The second time around, Howard inked a three-year deal worth $54MM rather than going through arbitration again. Morneau, who had a down year in 2007, avoided arbitration and signed for $7.4MM in his second year before erasing that deal and agreeing to a six-year, $80MM contract prior to the 2008 season. Votto could fit somewhere between the two MVP first basemen in terms of both years and dollars. As MLBTR's Ben Nicholson-Smith pointed out in examining Votto's extension candidacy in late August, the next three years could cost the Reds in the neighborhood of $30MM one way or another.
Votto's tear has continued since then, however, and in his article, Fay suggests Votto will submit a $10MM figure in arbitration this offseason. If that ends up being the case, Votto's arbitration years could cost in the neighborhood of $35MM or more.

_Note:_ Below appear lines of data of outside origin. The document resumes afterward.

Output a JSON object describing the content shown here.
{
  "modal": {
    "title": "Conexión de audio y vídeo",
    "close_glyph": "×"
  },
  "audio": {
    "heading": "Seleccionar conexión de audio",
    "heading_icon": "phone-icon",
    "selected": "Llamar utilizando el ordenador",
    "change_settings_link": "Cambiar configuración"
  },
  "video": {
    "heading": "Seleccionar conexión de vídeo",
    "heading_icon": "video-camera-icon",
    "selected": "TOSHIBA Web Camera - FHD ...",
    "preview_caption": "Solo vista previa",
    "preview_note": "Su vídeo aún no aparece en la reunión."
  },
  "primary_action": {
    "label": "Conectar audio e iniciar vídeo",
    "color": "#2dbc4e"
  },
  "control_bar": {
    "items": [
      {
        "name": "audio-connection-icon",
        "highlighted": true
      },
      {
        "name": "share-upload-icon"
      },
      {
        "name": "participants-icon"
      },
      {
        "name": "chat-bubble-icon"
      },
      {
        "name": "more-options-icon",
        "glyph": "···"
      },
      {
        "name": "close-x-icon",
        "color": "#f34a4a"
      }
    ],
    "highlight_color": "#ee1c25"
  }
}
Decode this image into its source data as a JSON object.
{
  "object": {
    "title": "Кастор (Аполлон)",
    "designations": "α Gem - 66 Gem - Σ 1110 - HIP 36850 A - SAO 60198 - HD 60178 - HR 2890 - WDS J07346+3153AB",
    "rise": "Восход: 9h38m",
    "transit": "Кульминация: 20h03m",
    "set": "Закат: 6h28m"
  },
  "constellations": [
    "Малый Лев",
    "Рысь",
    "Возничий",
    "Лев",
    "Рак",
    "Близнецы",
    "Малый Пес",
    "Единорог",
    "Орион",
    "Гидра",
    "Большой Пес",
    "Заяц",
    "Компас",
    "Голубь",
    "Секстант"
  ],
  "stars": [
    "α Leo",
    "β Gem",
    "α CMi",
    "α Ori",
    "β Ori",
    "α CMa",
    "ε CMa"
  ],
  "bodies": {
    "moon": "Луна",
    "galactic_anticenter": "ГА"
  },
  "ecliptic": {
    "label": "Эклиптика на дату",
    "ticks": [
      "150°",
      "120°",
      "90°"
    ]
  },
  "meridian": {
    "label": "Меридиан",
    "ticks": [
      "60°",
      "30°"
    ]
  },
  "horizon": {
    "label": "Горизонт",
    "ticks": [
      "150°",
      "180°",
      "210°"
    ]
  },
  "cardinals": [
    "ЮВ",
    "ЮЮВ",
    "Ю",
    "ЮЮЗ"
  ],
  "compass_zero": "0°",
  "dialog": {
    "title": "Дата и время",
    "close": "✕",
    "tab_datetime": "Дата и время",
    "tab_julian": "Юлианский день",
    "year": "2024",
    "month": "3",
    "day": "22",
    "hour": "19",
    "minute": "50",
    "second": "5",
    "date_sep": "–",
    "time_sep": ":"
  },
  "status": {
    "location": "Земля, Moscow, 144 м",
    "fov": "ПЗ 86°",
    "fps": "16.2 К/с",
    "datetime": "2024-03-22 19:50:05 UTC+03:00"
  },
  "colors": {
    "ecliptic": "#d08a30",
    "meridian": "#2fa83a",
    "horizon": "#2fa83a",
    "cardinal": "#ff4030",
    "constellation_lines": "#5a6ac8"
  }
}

There's no way to accurately predict the value of a contract for Votto, but contracts of some of his peers suggest that signing for five years at $15MM-$16MM per season might be fair for both sides. That would all depend though, on Votto's decision between signing or going year-to-year and hitting free agency at age 30. If that's the route he chooses, he could be in line for a mammoth Mark Teixeira-type contract on the open market.